Man and Woman: A Defense
By Sherif Girgis, Robert P. George and Ryan T. Anderson
Encounter Books, 2012
168 pages, $15.99
To order: encounterbooks.com
The U.S. Supreme Court’s decisions on Proposition 8 and the Defense of Marriage Act mark the first time that the nation’s highest court will rule on same-sex “marriage.” But that’s unlikely to settle the debate for the nation.
In marriage debates that have defined recent decades, much of the arguing has revolved around who can get married.
Yet What Is Marriage? Man and Woman: A Defense by Sherif Girgis, Robert P. George and Ryan T. Anderson seeks to reframe the debate.
In What Is Marriage? the authors argue that we are overlooking a fundamental question.

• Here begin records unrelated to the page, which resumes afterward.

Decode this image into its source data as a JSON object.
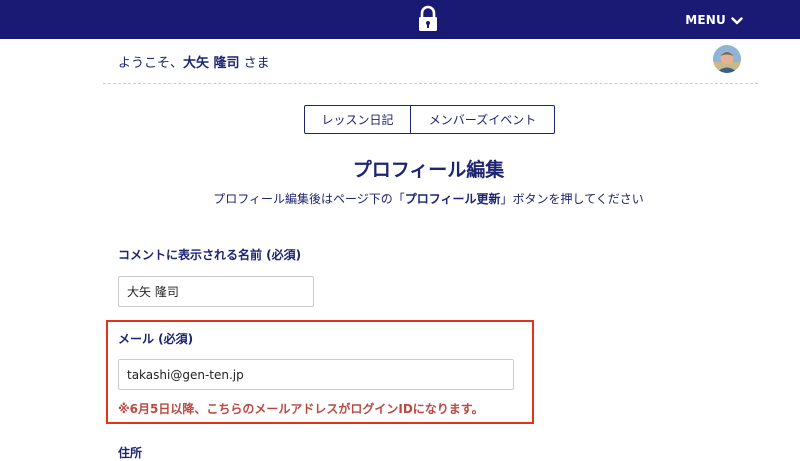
{
  "header": {
    "menu_label": "MENU",
    "icons": {
      "logo": "lock-icon",
      "menu": "chevron-down-icon"
    }
  },
  "welcome": {
    "prefix": "ようこそ、",
    "user_name": "大矢 隆司",
    "suffix": " さま"
  },
  "tabs": [
    {
      "label": "レッスン日記"
    },
    {
      "label": "メンバーズイベント"
    }
  ],
  "page": {
    "title": "プロフィール編集",
    "instructions_prefix": "プロフィール編集後はページ下の「",
    "instructions_emphasis": "プロフィール更新",
    "instructions_suffix": "」ボタンを押してください"
  },
  "form": {
    "display_name_label": "コメントに表示される名前 (必須)",
    "display_name_value": "大矢 隆司",
    "email_label": "メール (必須)",
    "email_value": "takashi@gen-ten.jp",
    "email_notice": "※6月5日以降、こちらのメールアドレスがログインIDになります。",
    "next_label_partial": "住所"
  },
  "colors": {
    "header_bg": "#1a1a75",
    "text_primary": "#1d2470",
    "highlight_border": "#e2341a",
    "notice_text": "#b84a42"
  }
}
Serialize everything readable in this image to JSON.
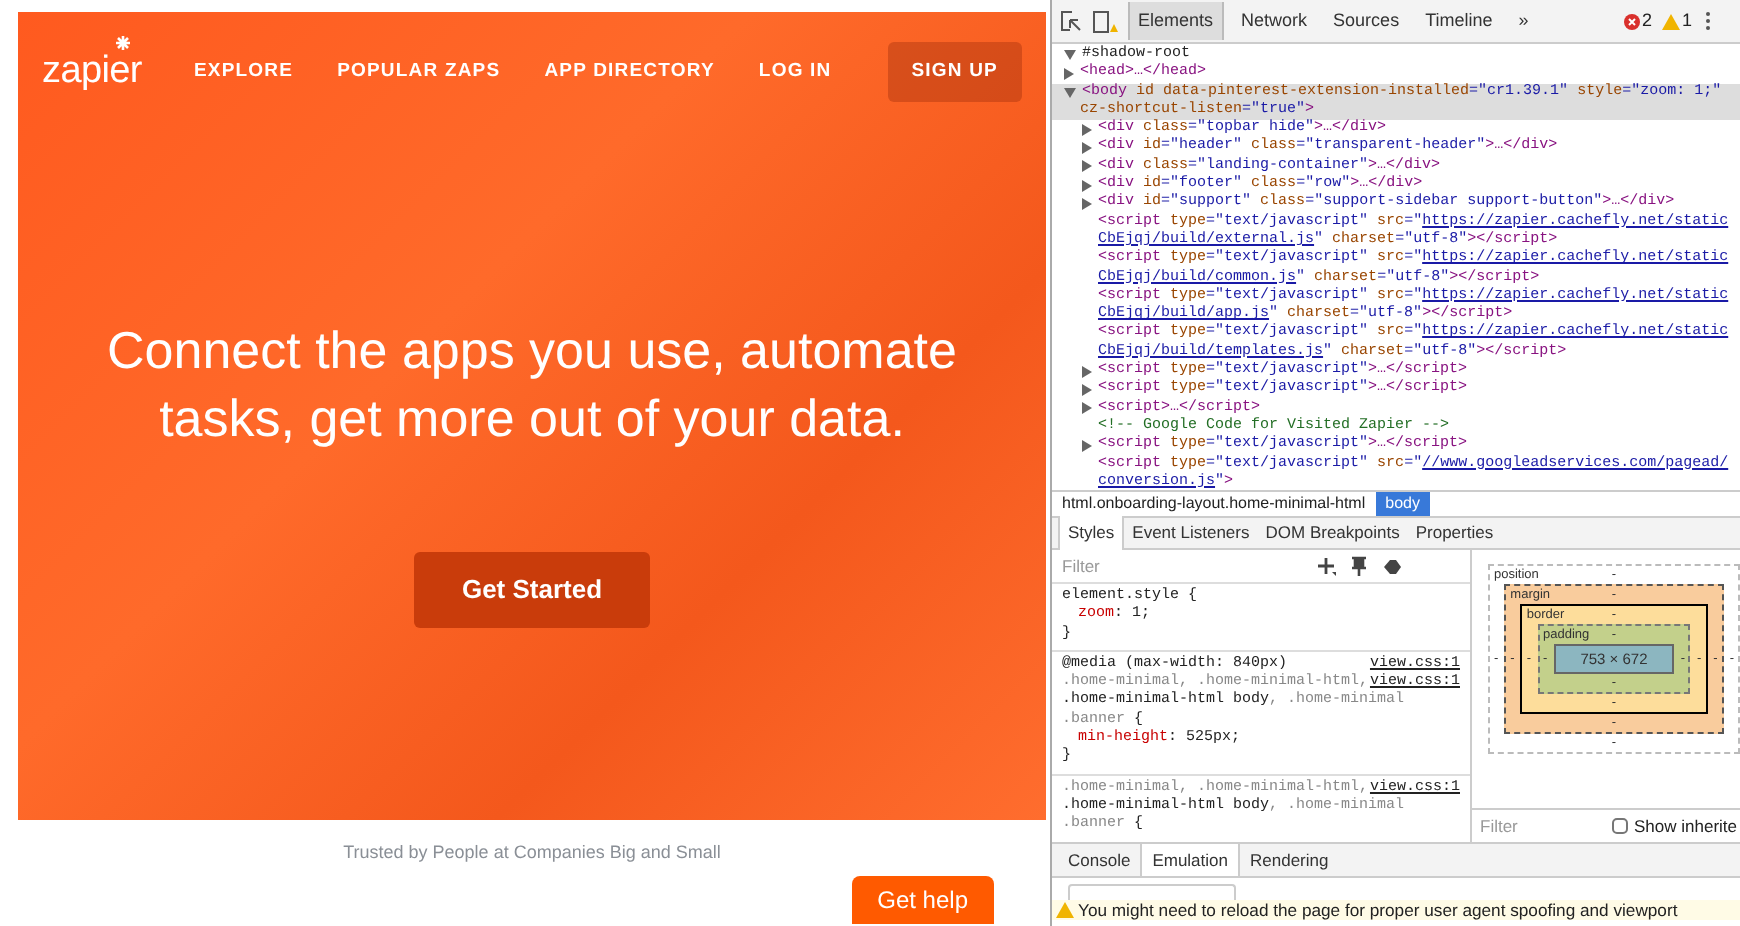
{
  "page": {
    "logo": "zapier",
    "nav": [
      {
        "label": "EXPLORE",
        "kind": "link"
      },
      {
        "label": "POPULAR ZAPS",
        "kind": "link"
      },
      {
        "label": "APP DIRECTORY",
        "kind": "link"
      },
      {
        "label": "LOG IN",
        "kind": "link"
      },
      {
        "label": "SIGN UP",
        "kind": "button"
      }
    ],
    "headline": "Connect the apps you use, automate tasks, get more out of your data.",
    "cta": "Get Started",
    "tagline": "Trusted by People at Companies Big and Small",
    "help_button": "Get help"
  },
  "devtools": {
    "toolbar": {
      "tabs": [
        {
          "label": "Elements",
          "selected": true
        },
        {
          "label": "Network",
          "selected": false
        },
        {
          "label": "Sources",
          "selected": false
        },
        {
          "label": "Timeline",
          "selected": false
        }
      ],
      "more": "»",
      "errors": "2",
      "warnings": "1"
    },
    "dom": [
      {
        "expanded": true,
        "selected": false,
        "lines": [
          [
            {
              "kind": "plain",
              "text": "#shadow-root"
            }
          ]
        ]
      },
      {
        "expanded": false,
        "selected": false,
        "lines": [
          [
            {
              "kind": "tag",
              "text": "<head>…</head>"
            }
          ]
        ]
      },
      {
        "expanded": true,
        "selected": true,
        "lines": [
          [
            {
              "kind": "tag",
              "text": "<body"
            },
            {
              "kind": "attr",
              "text": " id data-pinterest-extension-installed"
            },
            {
              "kind": "value",
              "text": "=\"cr1.39.1\""
            },
            {
              "kind": "attr",
              "text": " style"
            },
            {
              "kind": "value",
              "text": "=\"zoom: 1;\""
            }
          ],
          [
            {
              "kind": "attr",
              "text": "cz-shortcut-listen"
            },
            {
              "kind": "value",
              "text": "=\"true\""
            },
            {
              "kind": "tag",
              "text": ">"
            }
          ]
        ],
        "children": [
          {
            "expanded": false,
            "selected": false,
            "lines": [
              [
                {
                  "kind": "tag",
                  "text": "<div"
                },
                {
                  "kind": "attr",
                  "text": " class"
                },
                {
                  "kind": "value",
                  "text": "=\"topbar hide\""
                },
                {
                  "kind": "tag",
                  "text": ">…</div>"
                }
              ]
            ]
          },
          {
            "expanded": false,
            "selected": false,
            "lines": [
              [
                {
                  "kind": "tag",
                  "text": "<div"
                },
                {
                  "kind": "attr",
                  "text": " id"
                },
                {
                  "kind": "value",
                  "text": "=\"header\""
                },
                {
                  "kind": "attr",
                  "text": " class"
                },
                {
                  "kind": "value",
                  "text": "=\"transparent-header\""
                },
                {
                  "kind": "tag",
                  "text": ">…</div>"
                }
              ]
            ]
          },
          {
            "expanded": false,
            "selected": false,
            "lines": [
              [
                {
                  "kind": "tag",
                  "text": "<div"
                },
                {
                  "kind": "attr",
                  "text": " class"
                },
                {
                  "kind": "value",
                  "text": "=\"landing-container\""
                },
                {
                  "kind": "tag",
                  "text": ">…</div>"
                }
              ]
            ]
          },
          {
            "expanded": false,
            "selected": false,
            "lines": [
              [
                {
                  "kind": "tag",
                  "text": "<div"
                },
                {
                  "kind": "attr",
                  "text": " id"
                },
                {
                  "kind": "value",
                  "text": "=\"footer\""
                },
                {
                  "kind": "attr",
                  "text": " class"
                },
                {
                  "kind": "value",
                  "text": "=\"row\""
                },
                {
                  "kind": "tag",
                  "text": ">…</div>"
                }
              ]
            ]
          },
          {
            "expanded": false,
            "selected": false,
            "lines": [
              [
                {
                  "kind": "tag",
                  "text": "<div"
                },
                {
                  "kind": "attr",
                  "text": " id"
                },
                {
                  "kind": "value",
                  "text": "=\"support\""
                },
                {
                  "kind": "attr",
                  "text": " class"
                },
                {
                  "kind": "value",
                  "text": "=\"support-sidebar support-button\""
                },
                {
                  "kind": "tag",
                  "text": ">…</div>"
                }
              ]
            ]
          },
          {
            "selected": false,
            "lines": [
              [
                {
                  "kind": "tag",
                  "text": "<script"
                },
                {
                  "kind": "attr",
                  "text": " type"
                },
                {
                  "kind": "value",
                  "text": "=\"text/javascript\""
                },
                {
                  "kind": "attr",
                  "text": " src"
                },
                {
                  "kind": "value",
                  "text": "=\""
                },
                {
                  "kind": "link",
                  "text": "https://zapier.cachefly.net/static"
                }
              ],
              [
                {
                  "kind": "link",
                  "text": "CbEjqj/build/external.js"
                },
                {
                  "kind": "value",
                  "text": "\""
                },
                {
                  "kind": "attr",
                  "text": " charset"
                },
                {
                  "kind": "value",
                  "text": "=\"utf-8\""
                },
                {
                  "kind": "tag",
                  "text": "></script>"
                }
              ]
            ]
          },
          {
            "selected": false,
            "lines": [
              [
                {
                  "kind": "tag",
                  "text": "<script"
                },
                {
                  "kind": "attr",
                  "text": " type"
                },
                {
                  "kind": "value",
                  "text": "=\"text/javascript\""
                },
                {
                  "kind": "attr",
                  "text": " src"
                },
                {
                  "kind": "value",
                  "text": "=\""
                },
                {
                  "kind": "link",
                  "text": "https://zapier.cachefly.net/static"
                }
              ],
              [
                {
                  "kind": "link",
                  "text": "CbEjqj/build/common.js"
                },
                {
                  "kind": "value",
                  "text": "\""
                },
                {
                  "kind": "attr",
                  "text": " charset"
                },
                {
                  "kind": "value",
                  "text": "=\"utf-8\""
                },
                {
                  "kind": "tag",
                  "text": "></script>"
                }
              ]
            ]
          },
          {
            "selected": false,
            "lines": [
              [
                {
                  "kind": "tag",
                  "text": "<script"
                },
                {
                  "kind": "attr",
                  "text": " type"
                },
                {
                  "kind": "value",
                  "text": "=\"text/javascript\""
                },
                {
                  "kind": "attr",
                  "text": " src"
                },
                {
                  "kind": "value",
                  "text": "=\""
                },
                {
                  "kind": "link",
                  "text": "https://zapier.cachefly.net/static"
                }
              ],
              [
                {
                  "kind": "link",
                  "text": "CbEjqj/build/app.js"
                },
                {
                  "kind": "value",
                  "text": "\""
                },
                {
                  "kind": "attr",
                  "text": " charset"
                },
                {
                  "kind": "value",
                  "text": "=\"utf-8\""
                },
                {
                  "kind": "tag",
                  "text": "></script>"
                }
              ]
            ]
          },
          {
            "selected": false,
            "lines": [
              [
                {
                  "kind": "tag",
                  "text": "<script"
                },
                {
                  "kind": "attr",
                  "text": " type"
                },
                {
                  "kind": "value",
                  "text": "=\"text/javascript\""
                },
                {
                  "kind": "attr",
                  "text": " src"
                },
                {
                  "kind": "value",
                  "text": "=\""
                },
                {
                  "kind": "link",
                  "text": "https://zapier.cachefly.net/static"
                }
              ],
              [
                {
                  "kind": "link",
                  "text": "CbEjqj/build/templates.js"
                },
                {
                  "kind": "value",
                  "text": "\""
                },
                {
                  "kind": "attr",
                  "text": " charset"
                },
                {
                  "kind": "value",
                  "text": "=\"utf-8\""
                },
                {
                  "kind": "tag",
                  "text": "></script>"
                }
              ]
            ]
          },
          {
            "expanded": false,
            "selected": false,
            "lines": [
              [
                {
                  "kind": "tag",
                  "text": "<script"
                },
                {
                  "kind": "attr",
                  "text": " type"
                },
                {
                  "kind": "value",
                  "text": "=\"text/javascript\""
                },
                {
                  "kind": "tag",
                  "text": ">…</script>"
                }
              ]
            ]
          },
          {
            "expanded": false,
            "selected": false,
            "lines": [
              [
                {
                  "kind": "tag",
                  "text": "<script"
                },
                {
                  "kind": "attr",
                  "text": " type"
                },
                {
                  "kind": "value",
                  "text": "=\"text/javascript\""
                },
                {
                  "kind": "tag",
                  "text": ">…</script>"
                }
              ]
            ]
          },
          {
            "expanded": false,
            "selected": false,
            "lines": [
              [
                {
                  "kind": "tag",
                  "text": "<script>…</script>"
                }
              ]
            ]
          },
          {
            "selected": false,
            "lines": [
              [
                {
                  "kind": "comment",
                  "text": "<!-- Google Code for Visited Zapier -->"
                }
              ]
            ]
          },
          {
            "expanded": false,
            "selected": false,
            "lines": [
              [
                {
                  "kind": "tag",
                  "text": "<script"
                },
                {
                  "kind": "attr",
                  "text": " type"
                },
                {
                  "kind": "value",
                  "text": "=\"text/javascript\""
                },
                {
                  "kind": "tag",
                  "text": ">…</script>"
                }
              ]
            ]
          },
          {
            "selected": false,
            "lines": [
              [
                {
                  "kind": "tag",
                  "text": "<script"
                },
                {
                  "kind": "attr",
                  "text": " type"
                },
                {
                  "kind": "value",
                  "text": "=\"text/javascript\""
                },
                {
                  "kind": "attr",
                  "text": " src"
                },
                {
                  "kind": "value",
                  "text": "=\""
                },
                {
                  "kind": "link",
                  "text": "//www.googleadservices.com/pagead/"
                }
              ],
              [
                {
                  "kind": "link",
                  "text": "conversion.js"
                },
                {
                  "kind": "value",
                  "text": "\""
                },
                {
                  "kind": "tag",
                  "text": ">"
                }
              ]
            ]
          }
        ]
      }
    ],
    "breadcrumbs": [
      {
        "label": "html.onboarding-layout.home-minimal-html",
        "selected": false
      },
      {
        "label": "body",
        "selected": true
      }
    ],
    "sidebar_tabs": [
      {
        "label": "Styles",
        "selected": true
      },
      {
        "label": "Event Listeners",
        "selected": false
      },
      {
        "label": "DOM Breakpoints",
        "selected": false
      },
      {
        "label": "Properties",
        "selected": false
      }
    ],
    "styles": {
      "filter_placeholder": "Filter",
      "rules": [
        {
          "lines": [
            {
              "tokens": [
                {
                  "kind": "sel",
                  "text": "element.style {"
                }
              ]
            },
            {
              "tokens": [
                {
                  "kind": "prop",
                  "text": "zoom"
                },
                {
                  "kind": "plain",
                  "text": ": 1;"
                }
              ],
              "indent": true
            },
            {
              "tokens": [
                {
                  "kind": "sel",
                  "text": "}"
                }
              ]
            }
          ]
        },
        {
          "lines": [
            {
              "tokens": [
                {
                  "kind": "sel",
                  "text": "@media (max-width: 840px)"
                }
              ],
              "source": "view.css:1"
            },
            {
              "tokens": [
                {
                  "kind": "dim",
                  "text": ".home-minimal, .home-minimal-html,"
                }
              ],
              "source": "view.css:1"
            },
            {
              "tokens": [
                {
                  "kind": "sel",
                  "text": ".home-minimal-html body"
                },
                {
                  "kind": "dim",
                  "text": ", .home-minimal"
                }
              ]
            },
            {
              "tokens": [
                {
                  "kind": "dim",
                  "text": ".banner"
                },
                {
                  "kind": "sel",
                  "text": " {"
                }
              ]
            },
            {
              "tokens": [
                {
                  "kind": "prop",
                  "text": "min-height"
                },
                {
                  "kind": "plain",
                  "text": ": 525px;"
                }
              ],
              "indent": true
            },
            {
              "tokens": [
                {
                  "kind": "sel",
                  "text": "}"
                }
              ]
            }
          ]
        },
        {
          "lines": [
            {
              "tokens": [
                {
                  "kind": "dim",
                  "text": ".home-minimal, .home-minimal-html,"
                }
              ],
              "source": "view.css:1"
            },
            {
              "tokens": [
                {
                  "kind": "sel",
                  "text": ".home-minimal-html body"
                },
                {
                  "kind": "dim",
                  "text": ", .home-minimal"
                }
              ]
            },
            {
              "tokens": [
                {
                  "kind": "dim",
                  "text": ".banner"
                },
                {
                  "kind": "sel",
                  "text": " {"
                }
              ]
            }
          ]
        }
      ]
    },
    "box_model": {
      "layers": [
        {
          "label": "position",
          "top": "-",
          "left": "-"
        },
        {
          "label": "margin",
          "top": "-",
          "left": "-"
        },
        {
          "label": "border",
          "top": "-",
          "left": "-"
        },
        {
          "label": "padding",
          "top": "-",
          "left": "-"
        }
      ],
      "content": "753 × 672",
      "trailing_values": [
        "-",
        "-",
        "-",
        "-"
      ],
      "lower_values": [
        "-",
        "-",
        "-",
        "-"
      ]
    },
    "computed": {
      "filter_placeholder": "Filter",
      "show_inherited": {
        "label": "Show inherite",
        "checked": false
      }
    },
    "drawer_tabs": [
      {
        "label": "Console",
        "selected": false
      },
      {
        "label": "Emulation",
        "selected": true
      },
      {
        "label": "Rendering",
        "selected": false
      }
    ],
    "emulation": {
      "warning": "You might need to reload the page for proper user agent spoofing and viewport"
    }
  }
}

Rather than devoting so much time arguing about whom to let marry (i.e., homosexual vs. heterosexual couples), they want a discussion on the prior and more fundamental question of what the institution of marriage is all about.
This book offers two contrasting understandings of marriage: the conjugal view and the revisionist view.
The conjugal view is the long-held understanding of marriage as “a bodily as well as emotional spiritual bond, distinguished by its comprehensiveness.” The revisionist view, as proposed by advocates of same-sex “marriage,” is defined by “an emotional bond, one distinguished by its intensity — a bond that points mainly inward, in which fidelity is ultimately subject to one’s own feeling.”
The conjugal understanding of marriage unites man and wife in a union of mind and body alike and is both exclusive and permanent. The revisionist view fails to offer permanence or exclusivity, as it is rooted in emotions.
For Girgis, George and Anderson, if marriage is redefined to include same-sex partners, this will create a fundamental misunderstanding of marriage for all of society. These far-reaching consequences will jeopardize the well-being of spouses and children, other friendships, limited government and religious liberty.
In considering arguments of equality and justice, these authors are wise to note that every marriage policy leaves some arrangements out, and they caution us not to act arbitrarily in determining where to draw these lines in defining marriage.
While the arguments offered throughout What Is Marriage? are sophisticated, this does not limit their accessibility.
In mounting their defense of traditional marriage, the authors appeal broadly to philosophy and practical reason rather than to religious authority. As such, the book has already received support from Jewish, Muslim, Catholic and Protestant religious leaders alike, as well as those of no particular faith tradition who are concerned about the future of marriage and family life.
The marriage debate has divided families, friends and religious communities and is likely to remain contentious well into the future. Thus, perhaps the greatest contribution of these authors is their example of unrivaled charity toward their opponents. While their arguments confront the defenders of revisionist marriage head-on, they offer a model of respectful and winsome responses.
At the heart of What Is Marriage? is a deep concern for human flourishing, and that desire has yielded this well-reasoned, robust defense of marriage as a fruitful, permanent and faithful union of a man and a woman.
Christopher White writes from New York.